--- PROBLEM DETAILS ---
Every line in the entries that holds "your" should be identified and copied.
== Segment start ==
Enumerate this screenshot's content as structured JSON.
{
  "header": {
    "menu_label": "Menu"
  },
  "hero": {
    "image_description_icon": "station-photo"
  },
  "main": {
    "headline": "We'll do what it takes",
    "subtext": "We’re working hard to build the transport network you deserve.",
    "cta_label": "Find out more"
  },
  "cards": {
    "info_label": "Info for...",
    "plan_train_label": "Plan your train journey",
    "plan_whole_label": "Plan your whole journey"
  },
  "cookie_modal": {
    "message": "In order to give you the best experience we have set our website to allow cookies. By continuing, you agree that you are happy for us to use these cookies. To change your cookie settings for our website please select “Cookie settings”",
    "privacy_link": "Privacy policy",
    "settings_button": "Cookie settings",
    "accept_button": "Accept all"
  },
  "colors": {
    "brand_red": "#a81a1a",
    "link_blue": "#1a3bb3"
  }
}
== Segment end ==
--- EXPECTED ANSWER ---
    "plan_train_label": "Plan your train journey",
    "plan_whole_label": "Plan your whole journey"
    "message": "In order to give you the best experience we have set our website to allow cookies. By continuing, you agree that you are happy for us to use these cookies. To change your cookie settings for our website please select “Cookie settings”",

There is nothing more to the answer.